Let me restate Satan’s tests:
- Magically turning stones into bread. If one is hungry enough that might be a good idea.
- Becoming the ruler of the world. Power is an exciting thing to exercise.
- Flying down from a high place with the expectations that angels would be there to prevent disaster –the Bible promises such an outcome, does it not?
Of course, none of us is Jesus, and we never have to face such a test—or do we?
Daily magical thinking interferes with making rationally sound decisions about life.
Let me consider that question:
- A young woman might think, magically I can turn my abusive boyfriend into a good husband.
- If I spend this money and buy lottery tickets, magically God will let me win five-hundred-million dollars.
- A person is given responsibility to care for another and because this responsibility provides a basis for power, child or elder abuse is the outcome.
- A man or woman is elected to responsible office, but the exercise of power is more important than good government.
- The belief that the words of the Scripture are some kind of shaman’s incantation preventing sickness or death.
- The abuse of God’s gifts is diving off a tower expecting angels to intercept before hitting the ground.
Daily, we face temptations of all sorts; even good people face trials of success and calamity. It is the recognition that life itself is a test. This recognition refines human beings into rare and precious beings. Giving into Satan’s temptation to avoid the tests of life, leads to the ultimate human downfall. Giving up on the trials of life and giving into the temptation to think magically, to seek power, to see if God is real is a distraction leading to human and personal failure.
Jesus’ life teaches humanity to live above itself and to seek a higher realm than living like animals. In that higher life, we find that living by animal instinct alone, which we see in those who live by power alone, defeats humanity’s created purposes. Nonetheless, in recognizing that we are frail and susceptible to Satan’s charms, provides for us a form of defense.
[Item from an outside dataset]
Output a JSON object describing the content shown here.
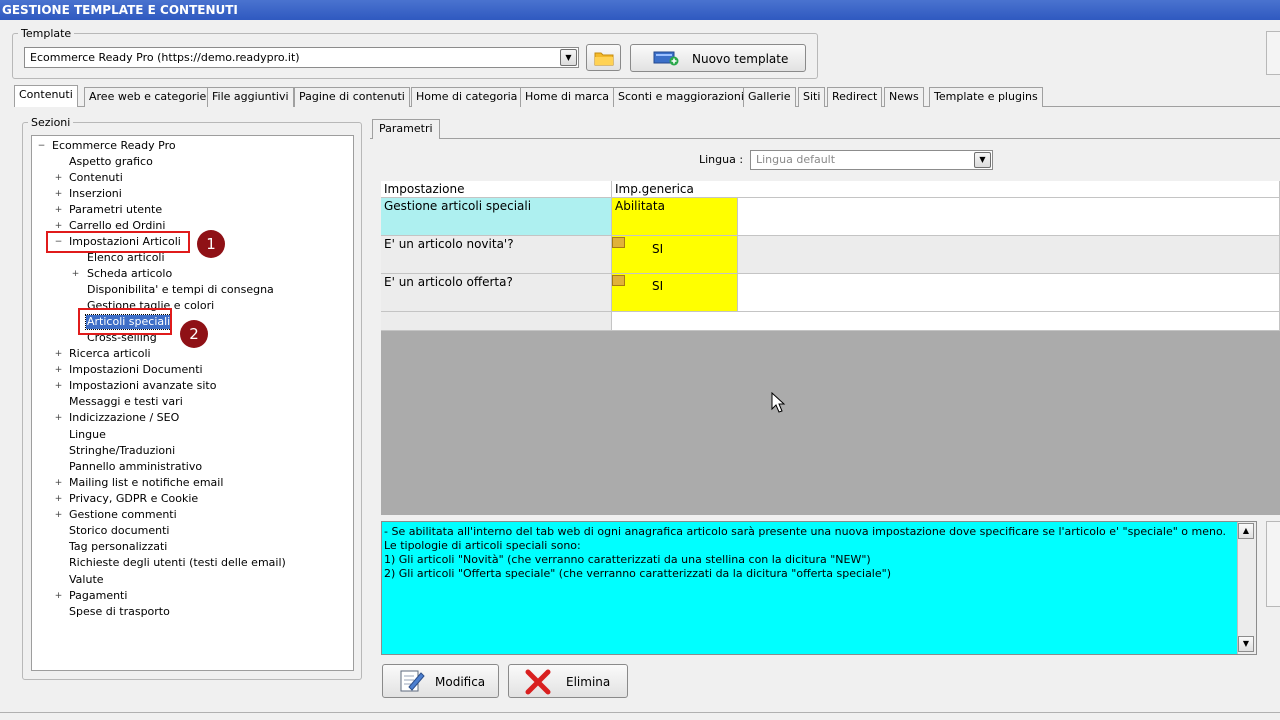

Magic does not meet human need. Power corrupts. Testing God leads only to profound unhappiness. The recognition that humanity is frail and must find reconciliation with itself and God is the beginning of wisdom and strength.
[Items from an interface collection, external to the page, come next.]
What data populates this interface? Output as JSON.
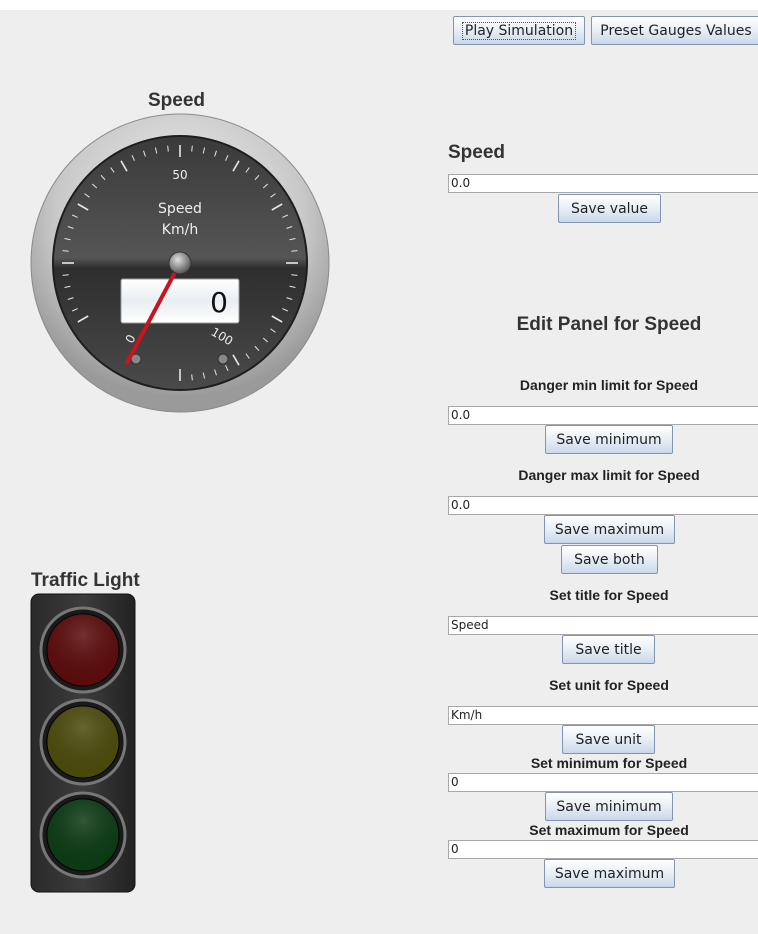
{
  "toolbar": {
    "play_label": "Play Simulation",
    "preset_label": "Preset Gauges Values"
  },
  "gauge": {
    "title": "Speed",
    "face_title": "Speed",
    "unit": "Km/h",
    "ticks": {
      "min": "0",
      "mid": "50",
      "max": "100"
    },
    "readout": "0",
    "value": 0,
    "min": 0,
    "max": 100
  },
  "traffic_light": {
    "title": "Traffic Light",
    "lamps": [
      {
        "name": "red",
        "color": "#5a0c0c"
      },
      {
        "name": "yellow",
        "color": "#4a4a0c"
      },
      {
        "name": "green",
        "color": "#0c3a14"
      }
    ]
  },
  "panel": {
    "value_heading": "Speed",
    "value_field": "0.0",
    "save_value": "Save value",
    "edit_heading": "Edit Panel for Speed",
    "danger_min_label": "Danger min limit for Speed",
    "danger_min_value": "0.0",
    "save_minimum": "Save minimum",
    "danger_max_label": "Danger max limit for Speed",
    "danger_max_value": "0.0",
    "save_maximum": "Save maximum",
    "save_both": "Save both",
    "title_label": "Set title for Speed",
    "title_value": "Speed",
    "save_title": "Save title",
    "unit_label": "Set unit for Speed",
    "unit_value": "Km/h",
    "save_unit": "Save unit",
    "min_label": "Set minimum for Speed",
    "min_value": "0",
    "save_min2": "Save minimum",
    "max_label": "Set maximum for Speed",
    "max_value": "0",
    "save_max2": "Save maximum"
  }
}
When temptations and the tests of life come to us, find a way of living leading to health and longevity, and then finally remember all our hope is in God. It is a mystery that the doubters attempt to refute, but it is true that trust and faith are the way to a full and abundant life—a life promising more than magical and wishful thinking and the lust for power. This is the real tests of time.
Jesus rebukes Satan, who leaves to return at a more opportune time, and in rebuking evil proves there is no need for Superman. Faith is the strength of those who trust God and believe that God wants reconciliation rather than magic. God wants humanity to live in peace without the exercise of destructive power. God will provide if there is a willingness to withstand the tests of life. There is no need for a super-human hero that can leap from or over buildings. There’s no need for Superman!
 The story of Jesus’ temptation in the wilderness appears in all three of the Synoptic Gospels—Matthew 4:1-11, Mark 1:12-13, and Luke 4:1-13.
Art: Wikipedia. Open source.